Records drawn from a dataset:

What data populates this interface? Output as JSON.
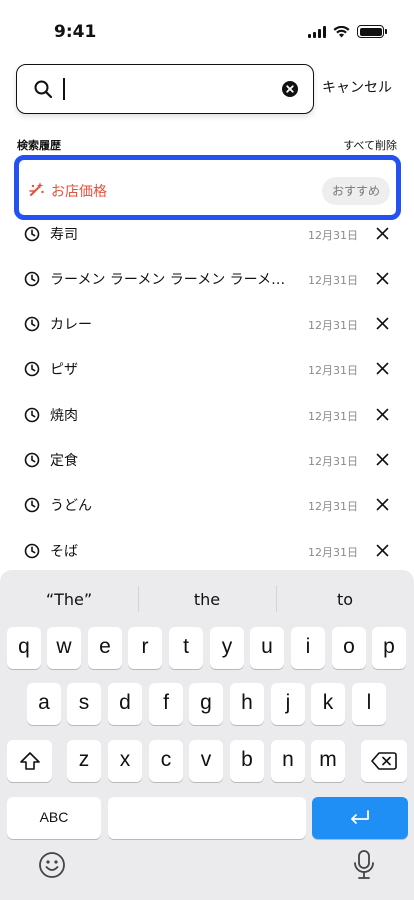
{
  "status": {
    "time": "9:41"
  },
  "search": {
    "value": "",
    "placeholder": "",
    "cancel_label": "キャンセル"
  },
  "history": {
    "title": "検索履歴",
    "clear_all_label": "すべて削除",
    "recommended": {
      "label": "お店価格",
      "badge": "おすすめ"
    },
    "items": [
      {
        "label": "寿司",
        "date": "12月31日"
      },
      {
        "label": "ラーメン ラーメン ラーメン ラーメ…",
        "date": "12月31日"
      },
      {
        "label": "カレー",
        "date": "12月31日"
      },
      {
        "label": "ピザ",
        "date": "12月31日"
      },
      {
        "label": "焼肉",
        "date": "12月31日"
      },
      {
        "label": "定食",
        "date": "12月31日"
      },
      {
        "label": "うどん",
        "date": "12月31日"
      },
      {
        "label": "そば",
        "date": "12月31日"
      }
    ]
  },
  "keyboard": {
    "suggestions": [
      "“The”",
      "the",
      "to"
    ],
    "row1": [
      "q",
      "w",
      "e",
      "r",
      "t",
      "y",
      "u",
      "i",
      "o",
      "p"
    ],
    "row2": [
      "a",
      "s",
      "d",
      "f",
      "g",
      "h",
      "j",
      "k",
      "l"
    ],
    "row3": [
      "z",
      "x",
      "c",
      "v",
      "b",
      "n",
      "m"
    ],
    "abc_label": "ABC"
  },
  "colors": {
    "highlight": "#2451f2",
    "accent_red": "#e8513a",
    "enter_blue": "#1f8ff5"
  }
}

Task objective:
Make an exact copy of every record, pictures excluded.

Written answer:
What data populates this interface? Output as JSON.
{
  "status": {
    "time": "9:41"
  },
  "search": {
    "value": "",
    "placeholder": "",
    "cancel_label": "キャンセル"
  },
  "history": {
    "title": "検索履歴",
    "clear_all_label": "すべて削除",
    "recommended": {
      "label": "お店価格",
      "badge": "おすすめ"
    },
    "items": [
      {
        "label": "寿司",
        "date": "12月31日"
      },
      {
        "label": "ラーメン ラーメン ラーメン ラーメ…",
        "date": "12月31日"
      },
      {
        "label": "カレー",
        "date": "12月31日"
      },
      {
        "label": "ピザ",
        "date": "12月31日"
      },
      {
        "label": "焼肉",
        "date": "12月31日"
      },
      {
        "label": "定食",
        "date": "12月31日"
      },
      {
        "label": "うどん",
        "date": "12月31日"
      },
      {
        "label": "そば",
        "date": "12月31日"
      }
    ]
  },
  "keyboard": {
    "suggestions": [
      "“The”",
      "the",
      "to"
    ],
    "row1": [
      "q",
      "w",
      "e",
      "r",
      "t",
      "y",
      "u",
      "i",
      "o",
      "p"
    ],
    "row2": [
      "a",
      "s",
      "d",
      "f",
      "g",
      "h",
      "j",
      "k",
      "l"
    ],
    "row3": [
      "z",
      "x",
      "c",
      "v",
      "b",
      "n",
      "m"
    ],
    "abc_label": "ABC"
  },
  "colors": {
    "highlight": "#2451f2",
    "accent_red": "#e8513a",
    "enter_blue": "#1f8ff5"
  }
}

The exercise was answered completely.